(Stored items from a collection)

↓

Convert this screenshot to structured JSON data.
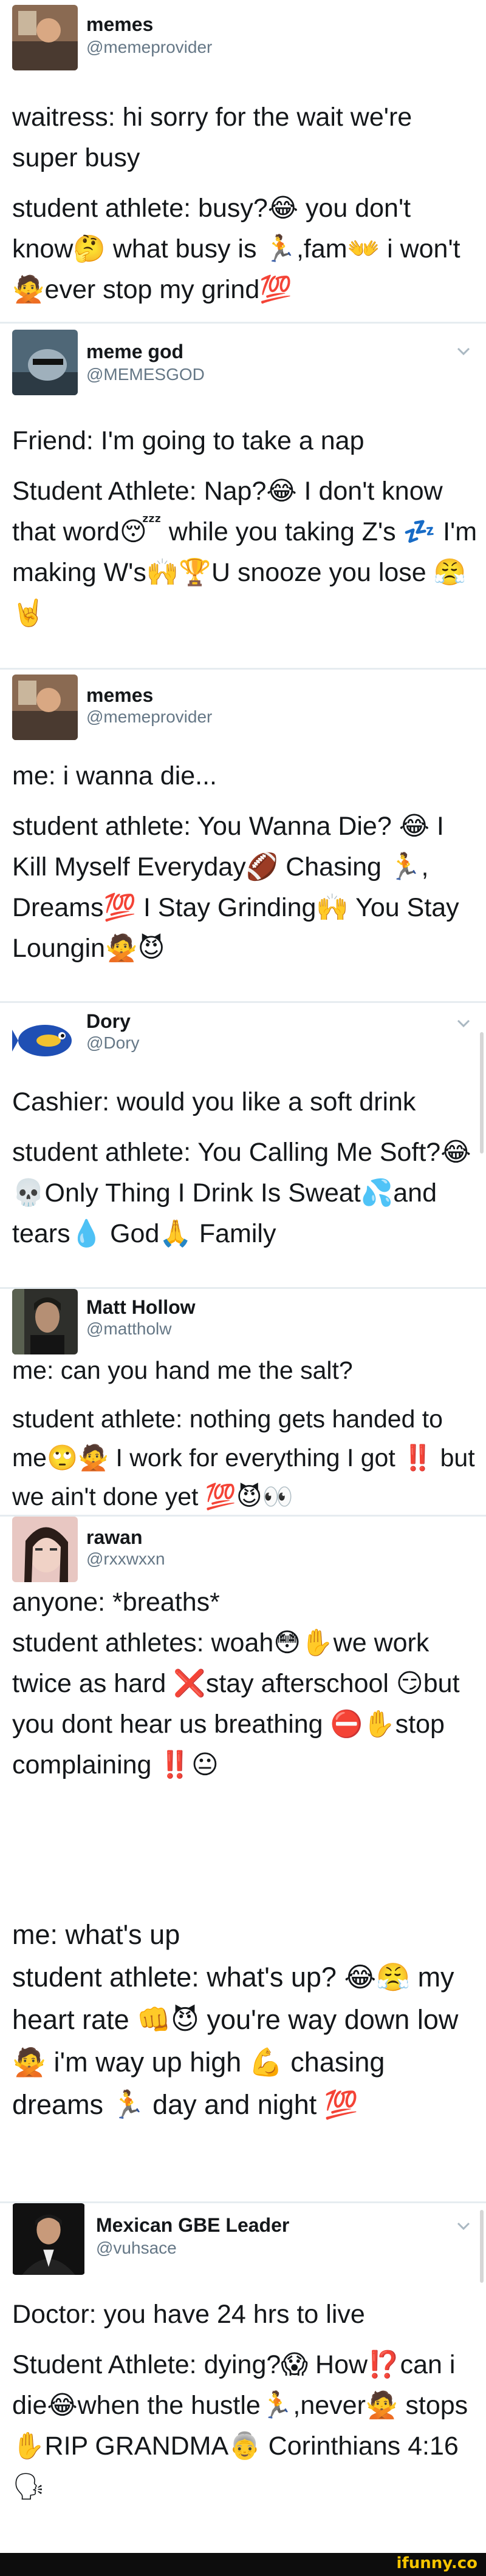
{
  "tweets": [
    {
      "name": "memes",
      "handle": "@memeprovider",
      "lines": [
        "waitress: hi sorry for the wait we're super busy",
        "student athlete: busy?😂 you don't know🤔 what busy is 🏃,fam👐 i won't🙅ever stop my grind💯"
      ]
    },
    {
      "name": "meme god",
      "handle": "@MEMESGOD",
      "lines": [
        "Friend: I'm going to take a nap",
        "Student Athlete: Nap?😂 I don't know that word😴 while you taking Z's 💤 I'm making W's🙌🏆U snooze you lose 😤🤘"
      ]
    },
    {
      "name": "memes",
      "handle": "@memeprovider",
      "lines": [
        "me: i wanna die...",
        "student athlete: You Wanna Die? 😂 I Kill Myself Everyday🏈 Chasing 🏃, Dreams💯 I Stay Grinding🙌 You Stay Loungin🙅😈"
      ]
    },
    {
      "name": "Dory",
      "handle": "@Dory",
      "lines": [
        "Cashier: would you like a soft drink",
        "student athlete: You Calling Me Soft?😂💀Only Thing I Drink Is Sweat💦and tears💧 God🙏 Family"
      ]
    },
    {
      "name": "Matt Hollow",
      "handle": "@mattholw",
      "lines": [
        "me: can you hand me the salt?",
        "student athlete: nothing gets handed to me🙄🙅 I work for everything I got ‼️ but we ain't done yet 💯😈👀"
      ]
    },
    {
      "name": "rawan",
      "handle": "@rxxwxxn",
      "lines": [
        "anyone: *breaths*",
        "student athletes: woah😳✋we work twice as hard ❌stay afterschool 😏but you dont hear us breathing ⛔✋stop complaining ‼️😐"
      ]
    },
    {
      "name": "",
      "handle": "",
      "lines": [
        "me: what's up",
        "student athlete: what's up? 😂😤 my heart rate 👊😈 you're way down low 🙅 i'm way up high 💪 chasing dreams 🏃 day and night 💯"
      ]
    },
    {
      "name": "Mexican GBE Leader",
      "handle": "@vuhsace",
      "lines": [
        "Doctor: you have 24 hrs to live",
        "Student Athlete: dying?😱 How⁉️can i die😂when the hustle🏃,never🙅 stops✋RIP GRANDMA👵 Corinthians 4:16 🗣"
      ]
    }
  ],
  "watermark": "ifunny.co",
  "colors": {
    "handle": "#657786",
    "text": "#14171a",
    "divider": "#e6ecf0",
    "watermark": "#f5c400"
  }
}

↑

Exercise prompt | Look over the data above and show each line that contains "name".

Output for this task |
      "name": "memes",
      "name": "meme god",
      "name": "memes",
      "name": "Dory",
      "name": "Matt Hollow",
      "name": "rawan",
      "name": "",
      "name": "Mexican GBE Leader",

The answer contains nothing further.